■ Action item ■
Exactly as written, print every line of the listing below and omit its pictures.

....................

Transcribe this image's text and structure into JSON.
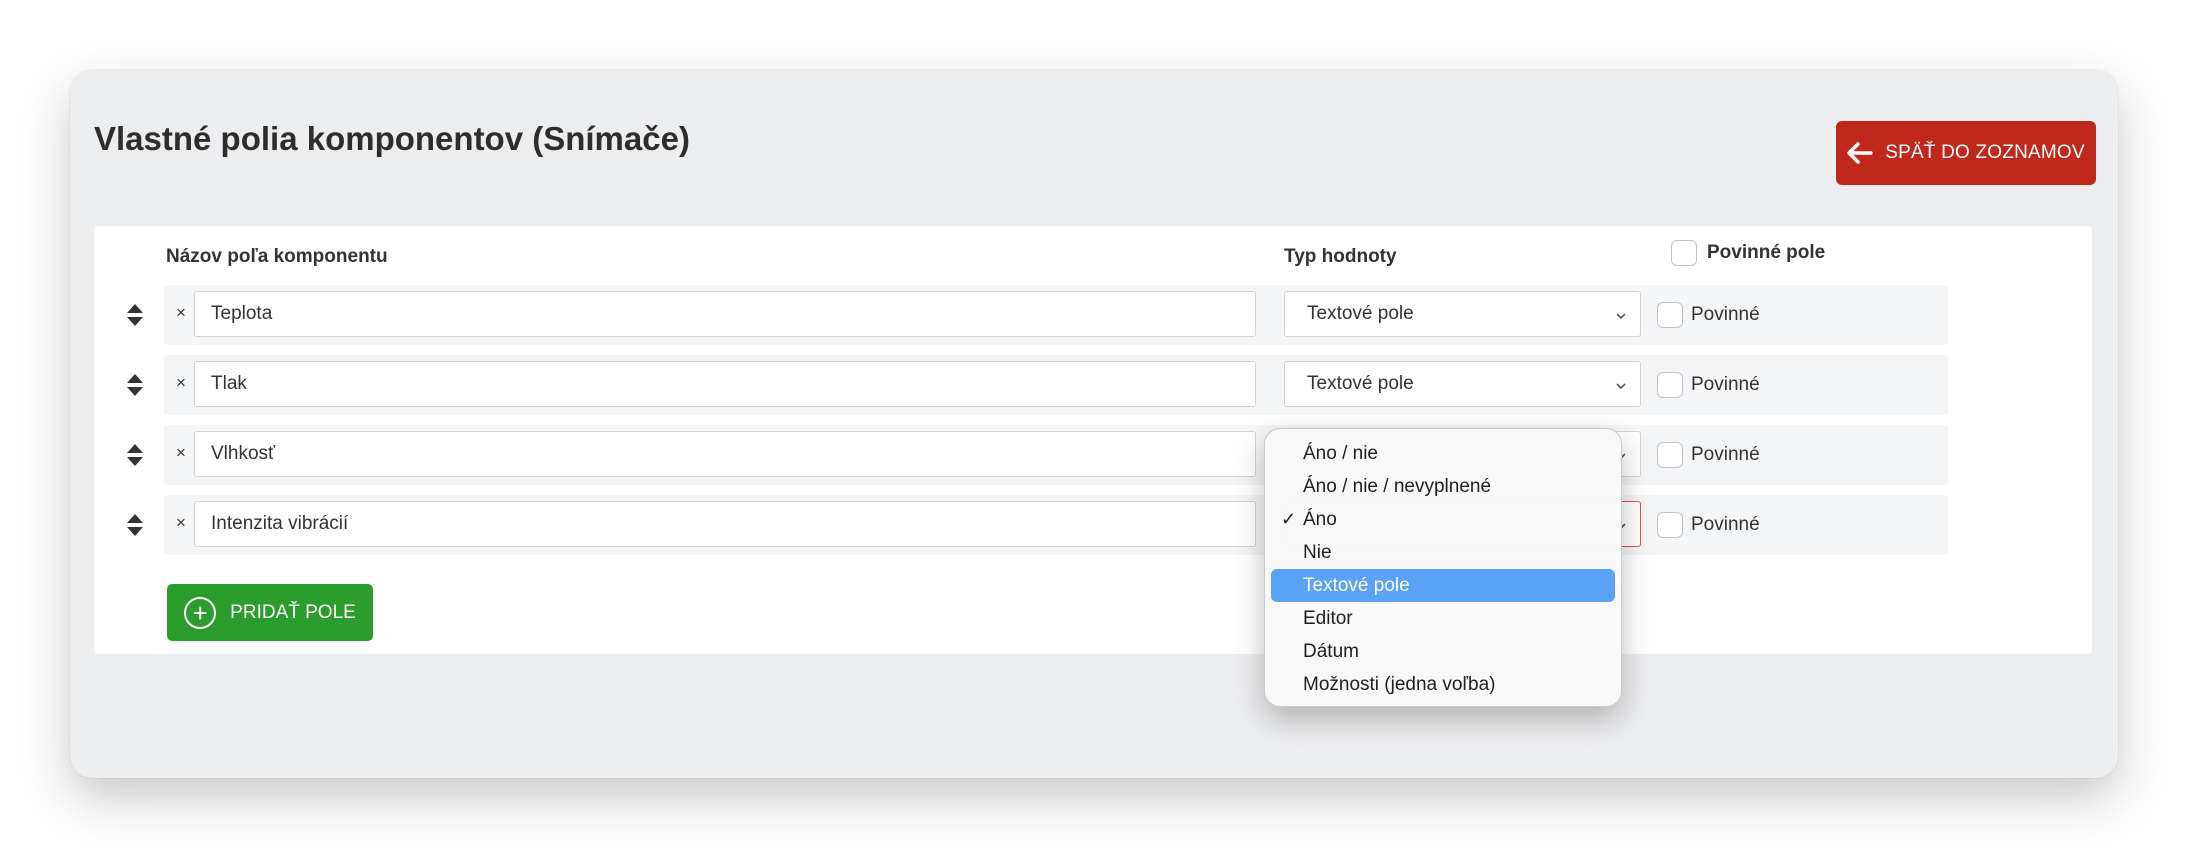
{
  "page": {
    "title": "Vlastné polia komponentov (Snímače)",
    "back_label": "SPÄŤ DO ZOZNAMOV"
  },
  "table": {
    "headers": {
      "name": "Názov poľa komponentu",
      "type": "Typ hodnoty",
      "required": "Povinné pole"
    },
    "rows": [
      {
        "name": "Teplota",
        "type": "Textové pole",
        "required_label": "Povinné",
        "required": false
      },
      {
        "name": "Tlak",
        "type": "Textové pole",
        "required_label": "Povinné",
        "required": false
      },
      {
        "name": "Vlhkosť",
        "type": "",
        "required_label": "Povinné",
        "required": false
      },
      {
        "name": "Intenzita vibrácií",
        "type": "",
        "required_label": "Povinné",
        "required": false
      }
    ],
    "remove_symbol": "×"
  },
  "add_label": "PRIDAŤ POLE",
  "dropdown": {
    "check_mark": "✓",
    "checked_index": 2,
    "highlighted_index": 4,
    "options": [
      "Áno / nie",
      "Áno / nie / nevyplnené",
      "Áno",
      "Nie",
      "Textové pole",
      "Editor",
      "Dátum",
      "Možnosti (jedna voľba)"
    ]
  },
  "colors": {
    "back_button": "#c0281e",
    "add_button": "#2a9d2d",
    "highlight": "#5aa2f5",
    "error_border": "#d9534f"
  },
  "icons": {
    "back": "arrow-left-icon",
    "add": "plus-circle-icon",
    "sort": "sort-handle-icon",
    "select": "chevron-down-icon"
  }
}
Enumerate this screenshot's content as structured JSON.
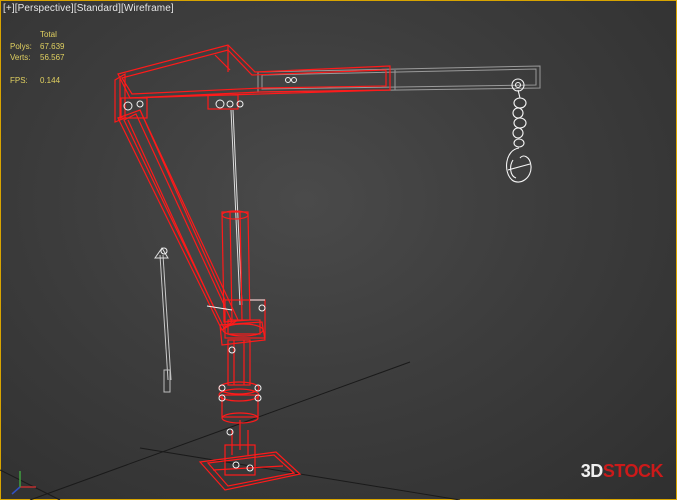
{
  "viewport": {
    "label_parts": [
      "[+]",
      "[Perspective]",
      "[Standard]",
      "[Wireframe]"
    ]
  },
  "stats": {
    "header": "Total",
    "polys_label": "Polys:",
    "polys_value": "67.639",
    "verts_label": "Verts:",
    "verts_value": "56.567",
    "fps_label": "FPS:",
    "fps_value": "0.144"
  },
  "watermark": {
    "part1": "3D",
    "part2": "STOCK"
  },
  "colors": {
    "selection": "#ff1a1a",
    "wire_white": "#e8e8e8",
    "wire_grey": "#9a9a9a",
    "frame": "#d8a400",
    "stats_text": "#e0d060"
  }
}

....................

■ Task solution ■
Transcribe this image's text and structure into JSON.
{
  "page": {
    "title": "Vlastné polia komponentov (Snímače)",
    "back_label": "SPÄŤ DO ZOZNAMOV"
  },
  "table": {
    "headers": {
      "name": "Názov poľa komponentu",
      "type": "Typ hodnoty",
      "required": "Povinné pole"
    },
    "rows": [
      {
        "name": "Teplota",
        "type": "Textové pole",
        "required_label": "Povinné",
        "required": false
      },
      {
        "name": "Tlak",
        "type": "Textové pole",
        "required_label": "Povinné",
        "required": false
      },
      {
        "name": "Vlhkosť",
        "type": "",
        "required_label": "Povinné",
        "required": false
      },
      {
        "name": "Intenzita vibrácií",
        "type": "",
        "required_label": "Povinné",
        "required": false
      }
    ],
    "remove_symbol": "×"
  },
  "add_label": "PRIDAŤ POLE",
  "dropdown": {
    "check_mark": "✓",
    "checked_index": 2,
    "highlighted_index": 4,
    "options": [
      "Áno / nie",
      "Áno / nie / nevyplnené",
      "Áno",
      "Nie",
      "Textové pole",
      "Editor",
      "Dátum",
      "Možnosti (jedna voľba)"
    ]
  },
  "colors": {
    "back_button": "#c0281e",
    "add_button": "#2a9d2d",
    "highlight": "#5aa2f5",
    "error_border": "#d9534f"
  },
  "icons": {
    "back": "arrow-left-icon",
    "add": "plus-circle-icon",
    "sort": "sort-handle-icon",
    "select": "chevron-down-icon"
  }
}
Enumerate this screenshot's content as structured JSON.
{
  "viewport": {
    "label_parts": [
      "[+]",
      "[Perspective]",
      "[Standard]",
      "[Wireframe]"
    ]
  },
  "stats": {
    "header": "Total",
    "polys_label": "Polys:",
    "polys_value": "67.639",
    "verts_label": "Verts:",
    "verts_value": "56.567",
    "fps_label": "FPS:",
    "fps_value": "0.144"
  },
  "watermark": {
    "part1": "3D",
    "part2": "STOCK"
  },
  "colors": {
    "selection": "#ff1a1a",
    "wire_white": "#e8e8e8",
    "wire_grey": "#9a9a9a",
    "frame": "#d8a400",
    "stats_text": "#e0d060"
  }
}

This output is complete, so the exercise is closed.